Gather each line of the records where "will" appears.

Data provided »
★ ★ ★ ★ ★ ★ ★

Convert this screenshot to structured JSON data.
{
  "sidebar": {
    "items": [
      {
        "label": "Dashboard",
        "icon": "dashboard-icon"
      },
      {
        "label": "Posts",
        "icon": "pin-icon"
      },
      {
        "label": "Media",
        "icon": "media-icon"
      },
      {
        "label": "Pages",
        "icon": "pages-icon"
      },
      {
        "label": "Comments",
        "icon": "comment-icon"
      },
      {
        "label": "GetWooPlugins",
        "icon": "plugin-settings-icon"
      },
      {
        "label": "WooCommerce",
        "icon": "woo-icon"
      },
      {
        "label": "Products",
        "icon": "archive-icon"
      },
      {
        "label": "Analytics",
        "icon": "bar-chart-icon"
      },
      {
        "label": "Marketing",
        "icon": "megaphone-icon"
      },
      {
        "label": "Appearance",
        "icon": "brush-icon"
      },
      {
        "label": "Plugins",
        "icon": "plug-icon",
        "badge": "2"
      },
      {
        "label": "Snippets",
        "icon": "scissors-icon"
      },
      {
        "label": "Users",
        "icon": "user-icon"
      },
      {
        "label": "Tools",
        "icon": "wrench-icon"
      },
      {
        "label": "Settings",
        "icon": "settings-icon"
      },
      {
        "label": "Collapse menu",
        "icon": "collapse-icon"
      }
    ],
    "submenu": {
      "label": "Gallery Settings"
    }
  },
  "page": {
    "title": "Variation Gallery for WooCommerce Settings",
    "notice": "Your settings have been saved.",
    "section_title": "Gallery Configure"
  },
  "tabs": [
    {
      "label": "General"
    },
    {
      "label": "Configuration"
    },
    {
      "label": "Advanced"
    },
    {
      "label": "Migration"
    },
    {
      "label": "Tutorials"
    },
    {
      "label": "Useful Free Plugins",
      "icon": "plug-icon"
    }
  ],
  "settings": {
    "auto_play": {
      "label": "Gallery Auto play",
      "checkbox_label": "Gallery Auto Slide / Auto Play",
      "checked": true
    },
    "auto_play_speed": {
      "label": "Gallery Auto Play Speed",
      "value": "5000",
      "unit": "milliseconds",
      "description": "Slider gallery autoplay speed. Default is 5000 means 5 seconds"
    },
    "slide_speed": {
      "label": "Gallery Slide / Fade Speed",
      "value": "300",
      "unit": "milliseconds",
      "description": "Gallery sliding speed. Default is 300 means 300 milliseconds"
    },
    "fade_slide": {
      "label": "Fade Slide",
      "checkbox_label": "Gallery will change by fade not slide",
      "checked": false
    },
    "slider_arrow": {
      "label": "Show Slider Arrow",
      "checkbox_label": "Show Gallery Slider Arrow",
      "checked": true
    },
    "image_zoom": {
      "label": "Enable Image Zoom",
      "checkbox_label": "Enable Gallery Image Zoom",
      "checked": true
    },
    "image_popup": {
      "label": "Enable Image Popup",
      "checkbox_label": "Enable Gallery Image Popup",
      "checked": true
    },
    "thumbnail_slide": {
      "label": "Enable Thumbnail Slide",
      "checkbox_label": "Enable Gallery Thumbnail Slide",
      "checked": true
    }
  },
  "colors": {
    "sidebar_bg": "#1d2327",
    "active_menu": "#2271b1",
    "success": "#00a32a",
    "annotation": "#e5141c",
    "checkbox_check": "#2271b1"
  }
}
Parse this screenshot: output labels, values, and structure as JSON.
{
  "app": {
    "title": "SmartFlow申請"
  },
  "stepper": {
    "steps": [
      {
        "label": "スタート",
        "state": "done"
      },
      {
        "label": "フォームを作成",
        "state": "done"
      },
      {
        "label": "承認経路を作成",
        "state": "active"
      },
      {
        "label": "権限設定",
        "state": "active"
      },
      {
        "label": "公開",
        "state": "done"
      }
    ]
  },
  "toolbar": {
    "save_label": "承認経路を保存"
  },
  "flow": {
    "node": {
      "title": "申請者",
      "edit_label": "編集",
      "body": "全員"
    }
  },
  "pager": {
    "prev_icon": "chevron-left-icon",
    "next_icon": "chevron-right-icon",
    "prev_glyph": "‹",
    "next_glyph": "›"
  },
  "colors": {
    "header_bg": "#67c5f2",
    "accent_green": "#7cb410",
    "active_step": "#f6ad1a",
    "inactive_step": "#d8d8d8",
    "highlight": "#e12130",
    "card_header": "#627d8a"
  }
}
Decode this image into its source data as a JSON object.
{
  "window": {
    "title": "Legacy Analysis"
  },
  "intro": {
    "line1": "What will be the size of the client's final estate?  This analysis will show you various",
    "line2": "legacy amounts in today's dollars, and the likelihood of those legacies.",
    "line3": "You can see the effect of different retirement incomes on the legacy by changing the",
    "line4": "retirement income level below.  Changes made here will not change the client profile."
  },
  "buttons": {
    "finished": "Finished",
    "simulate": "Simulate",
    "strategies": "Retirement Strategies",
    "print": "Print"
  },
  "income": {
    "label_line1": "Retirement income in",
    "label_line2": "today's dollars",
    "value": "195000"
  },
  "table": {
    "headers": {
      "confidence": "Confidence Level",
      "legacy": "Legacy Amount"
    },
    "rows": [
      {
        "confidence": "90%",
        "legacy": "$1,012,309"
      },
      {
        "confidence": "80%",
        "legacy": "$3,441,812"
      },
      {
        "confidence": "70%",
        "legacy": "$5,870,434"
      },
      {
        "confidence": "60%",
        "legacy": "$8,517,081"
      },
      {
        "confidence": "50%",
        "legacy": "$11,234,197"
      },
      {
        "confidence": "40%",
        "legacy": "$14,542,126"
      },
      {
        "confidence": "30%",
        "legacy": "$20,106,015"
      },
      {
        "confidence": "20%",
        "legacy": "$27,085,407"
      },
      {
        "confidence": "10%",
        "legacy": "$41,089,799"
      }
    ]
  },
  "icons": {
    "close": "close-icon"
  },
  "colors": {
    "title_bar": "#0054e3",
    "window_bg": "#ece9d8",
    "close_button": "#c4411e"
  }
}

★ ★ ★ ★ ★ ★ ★

Response area »
      "checkbox_label": "Gallery will change by fade not slide",
    "line1": "What will be the size of the client's final estate?  This analysis will show you various",
    "line4": "retirement income level below.  Changes made here will not change the client profile."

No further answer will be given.